A relatively new innovation in opera is the live streaming of performances into cinema. This means that thousands of people around the world now have access to operas at, say, the Royal Opera House that they wouldn’t have done previously. But a trip to the cinema is very different from going to an opera house and where you watch a production can have a profound effect on your experience.

First there’s the practical considerations. The cinema is both cheaper and easier to get to. Not all opera houses are able to offer live streaming, but two of the most famous are London’s Royal Opera House and New York’s Metropolitan, both great opera houses. I’ll take the former as my example.

The cinema tickets to live streams I’ve seen cost slightly more than a normal ticket – an extra 50p or at the most £1 at my local picturehouse, or around £16. Top price tickets for the ROH’s recent production of Carmen (Bizet, 1875) were £250 – imagine the cost of taking the whole family to that. Even my two tickets in ‘the gods’ cost £43 each, and that’s without travel costs or any food and drink.

It’s generally a lot easier to get to a cinema, too. Most people don’t live in London so a trip to the ROH requires a train journey or driving, with its attendant parking problems, which add cost and time to your visit. Most of us have a local cinema that we can get to quickly and cheaply, though.

My experience of live streamed opera – and other productions for that matter – is that the view is unrivalled. It almost feels like you’re on the stage with the performers. If it’s £250 for a ticket in the stalls at the ROH, imagine just how much one right in the action would be. The ROH streams are pretty slickly produced, too, with excellent sound reproduction, full introductions to the operas and interviews with key performers and behind-the-scenes staff all adding to the experience..

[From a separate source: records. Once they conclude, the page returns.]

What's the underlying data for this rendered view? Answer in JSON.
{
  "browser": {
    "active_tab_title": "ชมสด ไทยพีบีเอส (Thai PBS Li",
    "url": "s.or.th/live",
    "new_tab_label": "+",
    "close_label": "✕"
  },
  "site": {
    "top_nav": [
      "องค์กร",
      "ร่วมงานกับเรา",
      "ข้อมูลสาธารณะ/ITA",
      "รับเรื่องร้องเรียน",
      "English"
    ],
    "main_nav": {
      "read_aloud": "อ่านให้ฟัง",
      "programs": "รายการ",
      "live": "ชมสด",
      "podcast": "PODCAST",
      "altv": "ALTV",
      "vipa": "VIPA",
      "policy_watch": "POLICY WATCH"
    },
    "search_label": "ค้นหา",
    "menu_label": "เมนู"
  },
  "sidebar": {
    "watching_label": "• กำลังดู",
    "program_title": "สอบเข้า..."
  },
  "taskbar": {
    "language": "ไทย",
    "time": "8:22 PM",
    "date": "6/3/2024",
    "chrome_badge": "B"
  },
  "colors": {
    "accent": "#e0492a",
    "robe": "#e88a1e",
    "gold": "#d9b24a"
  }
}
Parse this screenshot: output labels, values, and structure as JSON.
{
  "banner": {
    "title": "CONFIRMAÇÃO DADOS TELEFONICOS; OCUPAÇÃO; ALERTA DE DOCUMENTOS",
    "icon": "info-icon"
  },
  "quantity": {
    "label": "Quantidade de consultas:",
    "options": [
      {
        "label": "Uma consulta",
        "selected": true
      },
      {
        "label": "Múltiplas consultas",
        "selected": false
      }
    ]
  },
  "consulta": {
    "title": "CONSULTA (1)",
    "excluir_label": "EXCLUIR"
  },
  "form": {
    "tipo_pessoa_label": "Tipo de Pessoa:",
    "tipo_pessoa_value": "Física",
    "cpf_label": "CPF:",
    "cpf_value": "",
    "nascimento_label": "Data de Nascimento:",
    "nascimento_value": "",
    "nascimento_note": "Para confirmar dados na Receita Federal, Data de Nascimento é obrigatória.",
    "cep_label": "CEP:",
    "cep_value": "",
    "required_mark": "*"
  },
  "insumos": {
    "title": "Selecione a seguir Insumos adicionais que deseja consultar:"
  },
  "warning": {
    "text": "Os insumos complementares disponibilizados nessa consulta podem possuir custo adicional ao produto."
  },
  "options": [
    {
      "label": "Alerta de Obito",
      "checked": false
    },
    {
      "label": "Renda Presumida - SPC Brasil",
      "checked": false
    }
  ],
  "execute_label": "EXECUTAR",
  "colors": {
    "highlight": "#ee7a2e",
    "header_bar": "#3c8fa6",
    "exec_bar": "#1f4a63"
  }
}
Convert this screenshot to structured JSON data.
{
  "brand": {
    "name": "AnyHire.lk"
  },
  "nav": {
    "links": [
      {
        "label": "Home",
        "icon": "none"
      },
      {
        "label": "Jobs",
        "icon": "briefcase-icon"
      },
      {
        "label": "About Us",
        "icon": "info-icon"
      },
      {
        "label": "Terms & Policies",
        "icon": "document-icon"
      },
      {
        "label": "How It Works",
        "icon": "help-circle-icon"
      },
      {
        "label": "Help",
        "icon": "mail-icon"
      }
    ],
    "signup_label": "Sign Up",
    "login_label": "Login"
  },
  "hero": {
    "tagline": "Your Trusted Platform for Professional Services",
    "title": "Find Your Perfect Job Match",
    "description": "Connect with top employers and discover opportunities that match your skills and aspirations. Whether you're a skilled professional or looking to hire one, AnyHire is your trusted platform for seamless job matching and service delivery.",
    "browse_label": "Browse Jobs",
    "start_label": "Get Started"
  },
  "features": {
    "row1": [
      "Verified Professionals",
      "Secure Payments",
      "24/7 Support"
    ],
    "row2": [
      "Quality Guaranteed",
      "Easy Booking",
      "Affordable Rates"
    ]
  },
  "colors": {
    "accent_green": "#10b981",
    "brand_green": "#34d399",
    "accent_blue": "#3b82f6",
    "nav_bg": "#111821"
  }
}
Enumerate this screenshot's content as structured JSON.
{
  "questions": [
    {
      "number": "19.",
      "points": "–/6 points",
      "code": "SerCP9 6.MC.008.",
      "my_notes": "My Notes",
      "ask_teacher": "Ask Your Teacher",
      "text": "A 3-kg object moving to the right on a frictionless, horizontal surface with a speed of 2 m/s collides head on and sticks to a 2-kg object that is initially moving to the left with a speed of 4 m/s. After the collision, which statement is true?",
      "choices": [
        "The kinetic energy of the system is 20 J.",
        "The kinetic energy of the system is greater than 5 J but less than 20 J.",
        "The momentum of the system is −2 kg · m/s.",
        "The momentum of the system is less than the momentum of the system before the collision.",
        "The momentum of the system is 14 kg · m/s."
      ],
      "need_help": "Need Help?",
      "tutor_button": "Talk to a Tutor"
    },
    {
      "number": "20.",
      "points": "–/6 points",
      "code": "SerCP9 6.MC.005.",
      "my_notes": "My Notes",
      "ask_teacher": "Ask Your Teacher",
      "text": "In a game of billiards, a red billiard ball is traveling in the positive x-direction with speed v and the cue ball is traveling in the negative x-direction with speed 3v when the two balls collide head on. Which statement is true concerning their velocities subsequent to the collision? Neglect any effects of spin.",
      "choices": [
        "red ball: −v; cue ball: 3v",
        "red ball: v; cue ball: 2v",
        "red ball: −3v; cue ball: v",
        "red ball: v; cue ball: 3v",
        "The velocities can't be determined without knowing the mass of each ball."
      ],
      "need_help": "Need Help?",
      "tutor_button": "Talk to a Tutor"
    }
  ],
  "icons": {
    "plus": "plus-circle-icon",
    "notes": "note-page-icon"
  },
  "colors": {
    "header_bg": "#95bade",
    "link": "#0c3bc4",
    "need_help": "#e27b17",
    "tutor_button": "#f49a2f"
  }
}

There is no doubt that live streaming provides access to opera to those who might otherwise not get the opportunity to go. I’ve noticed a lot of older people who are less mobile and might find it challenging to get to the ROH at the streamings I’ve seen. I’ve also seen families with younger children and I think this is a great way of introducing youngsters to opera without the stuffiness and cost of attending an opera house.

At this point you might be wondering why anyone would bother going to an opera house. I think a friend of mine nailed it when she said of the live streams: “It’s more a casual case of ‘pop in and see an opera’ than an event.” It’s that word event that really gets to the nub of it. That £43 for a seat right in rafters was worth every penny just to be there. Nothing can beat that full experience of being in a stunning, historic building with performers live in front of you.

That view of the stage in the live stream may be excellent, but it’s directed by someone else; you can’t choose on what to concentrate. This is especially evident with ballet productions where the cameras tend to concentrate on close-ups when the movement of whole body is important.

But for me the main thing that’s missing from the live stream is an emotional connection to the production. I love live performance, whether it’s opera, dance, theatre or Aerosmith in Hyde Park. I have a visceral, raw reaction to live performance that I simply don’t get from live streaming, however much I enjoy watching it. Watching a live stream and watching an opera in the flesh are very different experiences and each has benefits. For me, they complement each other and I hope to continue enjoying both.



Antonio Pappano conducts Die Walküre, shown in cinemas on 28 October 2018. Photo courtesy of the Royal Opera House.